Michael Rothenstein, for instance, has applied boundless energy to extending the range of the relief process of wood and lino, sometimes combining them with screenprint and photo-screen.


 Michael Rothenstein – Marilyn I, From my collection, 1978

This Rothenstein print is made up of two screen prints of a photograph of Marilyn Monroe with a pink frame over printed impressions of a burnished planks of wood in green. I think it may need repeating; printed planks of wood.

When I was at art school at the end of the previous century I thought my printing of pavements and blocks of wood were new ideas, however Rothenstein had already penned a book on the topic called Frontiers of Printmaking – New Aspects of Relief Printing in 1966. In the book he shows printed Tree-trunks, metal cans, chicken fencing, the board at the back of an old Pye radio, electronic motors… anything flat you could get an impression off of. 

Any materials that were fairly thin were printed on the platen press. In proofing surfaces of rough texture, however, a soft, flexible packing was placed above the paper as already described … Before use, metal from the scrap-head needs cleaning. It is clamped to the bench and brushed down with a wire brush or wire circumference brush used in a power-tool. An industrial mask should be worn for this process.
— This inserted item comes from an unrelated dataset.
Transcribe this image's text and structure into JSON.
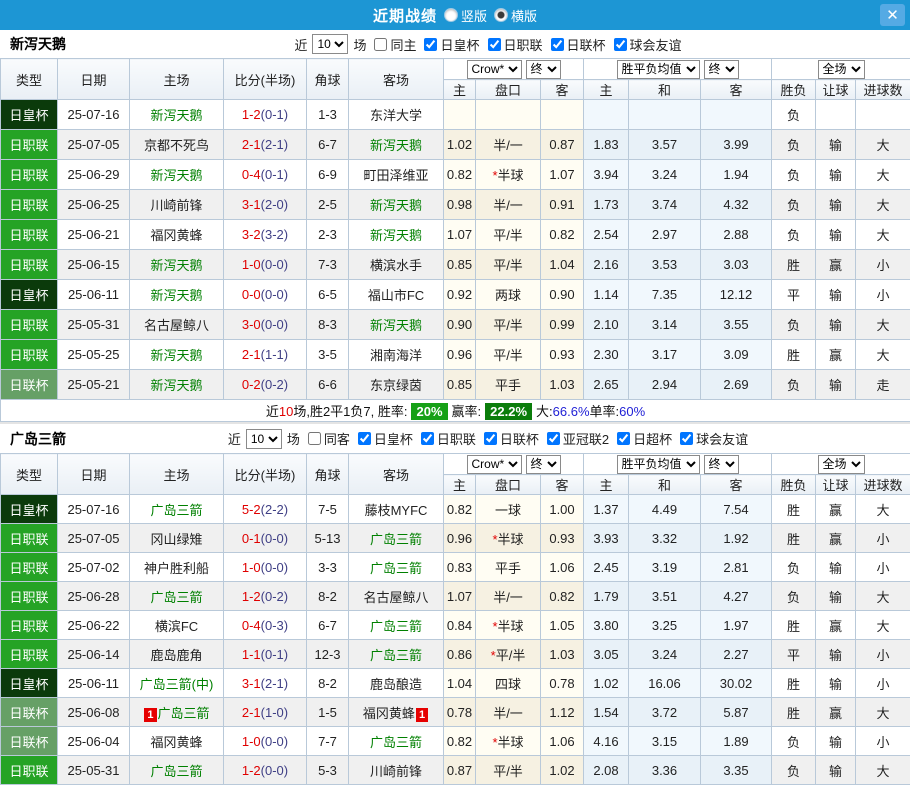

Very dirty metal taken from the scrapheap or city dump should be first put in the sink and scrubbed down with disinfectant. †


 Example page from Frontiers of Printmaking, 1966

Rothenstein later claimed that Hayter had prompted him to take pictorial risks and avoid predictable effects.

What Hayter did in France to stimulate etching and engraving’. wrote James Burn lately, ‘Michael Rothenstein has done in England for relief printing’. ♠

Rothenstein found and collected things to make really wonderful works and I think he should be celebrated more than he is. 


 Michael Rothenstein – Red Gothic, 1962

Michael Rothenstein – Frontiers of Printmaking, 1966
Richard T. Godfrey – Printmaking in Britain, 1978
The Penrose Annual: Review of the Graphic, 1964